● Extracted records
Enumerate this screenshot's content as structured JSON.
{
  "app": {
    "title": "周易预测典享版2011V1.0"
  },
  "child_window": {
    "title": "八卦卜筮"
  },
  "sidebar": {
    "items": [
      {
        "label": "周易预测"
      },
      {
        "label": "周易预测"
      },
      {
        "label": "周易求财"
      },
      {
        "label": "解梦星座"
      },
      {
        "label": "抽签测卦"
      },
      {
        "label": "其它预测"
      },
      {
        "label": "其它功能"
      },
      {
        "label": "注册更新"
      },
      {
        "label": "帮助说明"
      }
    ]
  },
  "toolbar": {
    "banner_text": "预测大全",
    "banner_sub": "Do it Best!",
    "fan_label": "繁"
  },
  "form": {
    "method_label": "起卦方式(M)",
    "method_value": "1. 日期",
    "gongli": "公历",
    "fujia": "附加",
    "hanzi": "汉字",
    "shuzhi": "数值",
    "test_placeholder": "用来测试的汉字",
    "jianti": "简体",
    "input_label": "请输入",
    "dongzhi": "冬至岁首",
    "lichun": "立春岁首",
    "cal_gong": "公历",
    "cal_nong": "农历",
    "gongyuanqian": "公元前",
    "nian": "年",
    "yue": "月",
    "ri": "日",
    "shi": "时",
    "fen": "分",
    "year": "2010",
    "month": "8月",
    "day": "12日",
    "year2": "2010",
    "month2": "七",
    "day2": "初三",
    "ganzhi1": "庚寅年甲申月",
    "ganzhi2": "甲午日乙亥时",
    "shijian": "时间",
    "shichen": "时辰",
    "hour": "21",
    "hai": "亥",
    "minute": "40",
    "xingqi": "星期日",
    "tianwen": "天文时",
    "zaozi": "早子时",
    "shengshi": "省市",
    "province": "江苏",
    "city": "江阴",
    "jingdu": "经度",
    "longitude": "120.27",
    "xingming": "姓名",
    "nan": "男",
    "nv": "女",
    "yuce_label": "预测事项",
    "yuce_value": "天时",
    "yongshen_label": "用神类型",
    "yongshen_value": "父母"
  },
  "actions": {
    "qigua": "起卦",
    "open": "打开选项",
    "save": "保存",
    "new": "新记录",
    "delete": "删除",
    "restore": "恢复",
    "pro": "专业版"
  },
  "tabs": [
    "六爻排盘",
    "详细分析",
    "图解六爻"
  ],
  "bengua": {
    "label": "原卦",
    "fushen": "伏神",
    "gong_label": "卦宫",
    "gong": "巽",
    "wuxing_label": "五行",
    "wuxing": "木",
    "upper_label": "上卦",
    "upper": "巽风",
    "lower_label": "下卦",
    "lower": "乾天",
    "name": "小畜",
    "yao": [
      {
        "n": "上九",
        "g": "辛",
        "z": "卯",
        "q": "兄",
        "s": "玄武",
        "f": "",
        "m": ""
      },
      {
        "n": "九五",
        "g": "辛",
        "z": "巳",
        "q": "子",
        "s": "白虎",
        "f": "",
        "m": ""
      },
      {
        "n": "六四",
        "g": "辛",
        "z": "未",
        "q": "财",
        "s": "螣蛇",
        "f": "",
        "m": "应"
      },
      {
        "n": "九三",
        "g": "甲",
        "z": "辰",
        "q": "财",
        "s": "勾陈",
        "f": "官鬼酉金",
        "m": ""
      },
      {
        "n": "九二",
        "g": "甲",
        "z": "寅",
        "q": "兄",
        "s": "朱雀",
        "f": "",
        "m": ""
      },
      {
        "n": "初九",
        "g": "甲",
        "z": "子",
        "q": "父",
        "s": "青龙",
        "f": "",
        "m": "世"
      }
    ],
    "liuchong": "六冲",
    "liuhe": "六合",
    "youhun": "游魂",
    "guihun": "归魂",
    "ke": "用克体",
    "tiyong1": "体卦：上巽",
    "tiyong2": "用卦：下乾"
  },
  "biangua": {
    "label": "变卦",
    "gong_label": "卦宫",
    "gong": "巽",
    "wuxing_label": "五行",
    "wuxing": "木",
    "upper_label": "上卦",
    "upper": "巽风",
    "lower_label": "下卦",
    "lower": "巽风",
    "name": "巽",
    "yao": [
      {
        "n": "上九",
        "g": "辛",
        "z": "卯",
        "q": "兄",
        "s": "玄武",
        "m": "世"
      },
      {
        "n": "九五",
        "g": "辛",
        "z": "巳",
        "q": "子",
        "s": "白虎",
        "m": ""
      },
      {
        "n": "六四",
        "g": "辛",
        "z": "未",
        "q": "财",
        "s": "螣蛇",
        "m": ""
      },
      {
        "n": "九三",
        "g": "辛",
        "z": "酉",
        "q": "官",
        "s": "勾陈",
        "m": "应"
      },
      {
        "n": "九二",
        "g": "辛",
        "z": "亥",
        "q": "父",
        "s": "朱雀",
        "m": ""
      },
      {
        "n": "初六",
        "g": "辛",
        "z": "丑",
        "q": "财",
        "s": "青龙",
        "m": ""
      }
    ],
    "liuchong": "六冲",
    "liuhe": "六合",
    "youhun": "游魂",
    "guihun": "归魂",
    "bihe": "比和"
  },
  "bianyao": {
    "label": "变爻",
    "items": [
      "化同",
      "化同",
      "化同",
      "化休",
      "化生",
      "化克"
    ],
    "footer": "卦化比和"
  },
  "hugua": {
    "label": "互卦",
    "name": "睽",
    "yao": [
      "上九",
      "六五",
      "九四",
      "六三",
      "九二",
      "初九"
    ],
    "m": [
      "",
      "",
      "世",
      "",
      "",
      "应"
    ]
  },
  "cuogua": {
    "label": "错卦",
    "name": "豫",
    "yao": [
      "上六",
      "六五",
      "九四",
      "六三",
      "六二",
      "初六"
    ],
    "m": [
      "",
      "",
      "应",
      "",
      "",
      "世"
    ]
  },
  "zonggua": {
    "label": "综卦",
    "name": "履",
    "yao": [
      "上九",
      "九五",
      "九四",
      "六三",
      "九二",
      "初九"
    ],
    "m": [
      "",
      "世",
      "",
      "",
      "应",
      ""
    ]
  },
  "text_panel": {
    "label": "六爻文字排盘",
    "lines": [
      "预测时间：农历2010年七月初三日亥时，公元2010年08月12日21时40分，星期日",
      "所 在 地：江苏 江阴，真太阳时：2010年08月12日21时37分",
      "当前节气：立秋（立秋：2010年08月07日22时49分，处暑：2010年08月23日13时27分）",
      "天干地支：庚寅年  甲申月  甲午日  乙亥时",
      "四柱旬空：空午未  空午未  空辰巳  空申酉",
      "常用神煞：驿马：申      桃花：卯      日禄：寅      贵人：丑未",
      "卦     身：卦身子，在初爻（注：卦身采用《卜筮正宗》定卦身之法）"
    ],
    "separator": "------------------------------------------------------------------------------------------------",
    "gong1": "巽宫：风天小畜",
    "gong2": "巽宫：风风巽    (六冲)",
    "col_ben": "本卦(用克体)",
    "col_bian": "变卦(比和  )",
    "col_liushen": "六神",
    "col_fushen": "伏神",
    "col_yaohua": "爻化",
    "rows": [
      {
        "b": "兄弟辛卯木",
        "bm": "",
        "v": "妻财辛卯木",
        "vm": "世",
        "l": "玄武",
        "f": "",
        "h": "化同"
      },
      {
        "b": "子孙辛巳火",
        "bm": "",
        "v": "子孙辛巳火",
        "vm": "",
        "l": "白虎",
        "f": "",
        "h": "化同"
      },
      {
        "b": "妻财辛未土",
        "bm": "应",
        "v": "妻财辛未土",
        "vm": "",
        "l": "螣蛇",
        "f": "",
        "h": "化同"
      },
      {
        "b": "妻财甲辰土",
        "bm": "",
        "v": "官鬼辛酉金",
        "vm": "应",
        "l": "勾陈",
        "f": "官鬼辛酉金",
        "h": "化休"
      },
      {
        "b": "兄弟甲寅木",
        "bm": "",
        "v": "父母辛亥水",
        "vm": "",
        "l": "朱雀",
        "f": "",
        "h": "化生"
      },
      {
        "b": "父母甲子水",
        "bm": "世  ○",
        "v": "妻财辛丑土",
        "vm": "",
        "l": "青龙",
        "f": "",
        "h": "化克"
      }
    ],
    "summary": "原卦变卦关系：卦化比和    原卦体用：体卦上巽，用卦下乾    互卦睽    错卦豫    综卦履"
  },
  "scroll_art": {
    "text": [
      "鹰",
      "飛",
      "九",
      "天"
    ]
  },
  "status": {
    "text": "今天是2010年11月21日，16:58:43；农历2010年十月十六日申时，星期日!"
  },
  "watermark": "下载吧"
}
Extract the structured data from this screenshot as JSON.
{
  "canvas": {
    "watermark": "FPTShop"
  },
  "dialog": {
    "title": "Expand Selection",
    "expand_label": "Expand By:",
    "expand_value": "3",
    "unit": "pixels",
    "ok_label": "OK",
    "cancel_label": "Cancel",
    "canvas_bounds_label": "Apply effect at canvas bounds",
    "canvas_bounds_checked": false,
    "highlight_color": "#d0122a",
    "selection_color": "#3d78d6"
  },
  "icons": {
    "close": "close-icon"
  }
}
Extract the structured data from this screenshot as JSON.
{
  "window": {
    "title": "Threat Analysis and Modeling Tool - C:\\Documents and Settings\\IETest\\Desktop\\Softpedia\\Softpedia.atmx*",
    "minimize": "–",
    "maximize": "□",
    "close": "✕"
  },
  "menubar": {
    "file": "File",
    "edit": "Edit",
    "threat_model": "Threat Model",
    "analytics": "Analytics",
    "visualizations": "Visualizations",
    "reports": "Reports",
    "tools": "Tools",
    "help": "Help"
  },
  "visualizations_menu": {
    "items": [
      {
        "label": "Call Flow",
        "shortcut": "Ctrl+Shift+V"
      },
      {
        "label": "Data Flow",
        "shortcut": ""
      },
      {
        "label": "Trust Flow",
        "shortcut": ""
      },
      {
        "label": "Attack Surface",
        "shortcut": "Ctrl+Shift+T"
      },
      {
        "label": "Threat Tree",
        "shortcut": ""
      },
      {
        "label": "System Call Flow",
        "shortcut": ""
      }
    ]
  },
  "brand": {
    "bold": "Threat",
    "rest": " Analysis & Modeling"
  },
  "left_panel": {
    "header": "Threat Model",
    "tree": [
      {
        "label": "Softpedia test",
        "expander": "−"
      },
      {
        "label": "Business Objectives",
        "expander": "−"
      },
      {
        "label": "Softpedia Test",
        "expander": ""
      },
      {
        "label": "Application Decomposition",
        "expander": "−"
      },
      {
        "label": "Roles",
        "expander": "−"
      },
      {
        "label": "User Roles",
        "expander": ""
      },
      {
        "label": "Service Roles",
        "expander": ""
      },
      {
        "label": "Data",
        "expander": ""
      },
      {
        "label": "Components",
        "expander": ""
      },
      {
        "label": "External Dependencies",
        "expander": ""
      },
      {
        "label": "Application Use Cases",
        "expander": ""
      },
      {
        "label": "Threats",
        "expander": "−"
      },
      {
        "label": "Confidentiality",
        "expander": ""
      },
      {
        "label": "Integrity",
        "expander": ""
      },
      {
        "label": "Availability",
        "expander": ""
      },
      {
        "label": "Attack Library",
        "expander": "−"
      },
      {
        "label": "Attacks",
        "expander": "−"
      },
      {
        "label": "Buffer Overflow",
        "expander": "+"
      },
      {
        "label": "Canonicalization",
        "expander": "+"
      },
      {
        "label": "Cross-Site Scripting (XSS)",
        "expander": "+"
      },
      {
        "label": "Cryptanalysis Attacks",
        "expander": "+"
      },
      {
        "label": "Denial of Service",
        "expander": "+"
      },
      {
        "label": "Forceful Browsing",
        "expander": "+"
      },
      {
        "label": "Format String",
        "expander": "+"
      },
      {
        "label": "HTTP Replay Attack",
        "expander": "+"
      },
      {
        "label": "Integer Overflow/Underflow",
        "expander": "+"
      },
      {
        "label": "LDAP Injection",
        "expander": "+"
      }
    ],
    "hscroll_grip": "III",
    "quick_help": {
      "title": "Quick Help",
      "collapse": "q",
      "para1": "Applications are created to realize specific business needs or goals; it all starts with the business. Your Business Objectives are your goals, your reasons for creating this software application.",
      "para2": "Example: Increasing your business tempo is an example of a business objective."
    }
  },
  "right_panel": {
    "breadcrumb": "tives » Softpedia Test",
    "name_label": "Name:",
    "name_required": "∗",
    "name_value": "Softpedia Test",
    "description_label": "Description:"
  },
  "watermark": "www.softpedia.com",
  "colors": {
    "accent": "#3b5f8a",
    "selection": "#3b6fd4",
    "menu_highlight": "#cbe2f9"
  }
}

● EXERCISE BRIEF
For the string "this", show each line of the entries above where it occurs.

● WRITTEN ANSWER
Enumerate this screenshot's content as structured JSON.
Extract the structured data from this screenshot as JSON.
Extract the structured data from this screenshot as JSON.
      "para1": "Applications are created to realize specific business needs or goals; it all starts with the business. Your Business Objectives are your goals, your reasons for creating this software application.",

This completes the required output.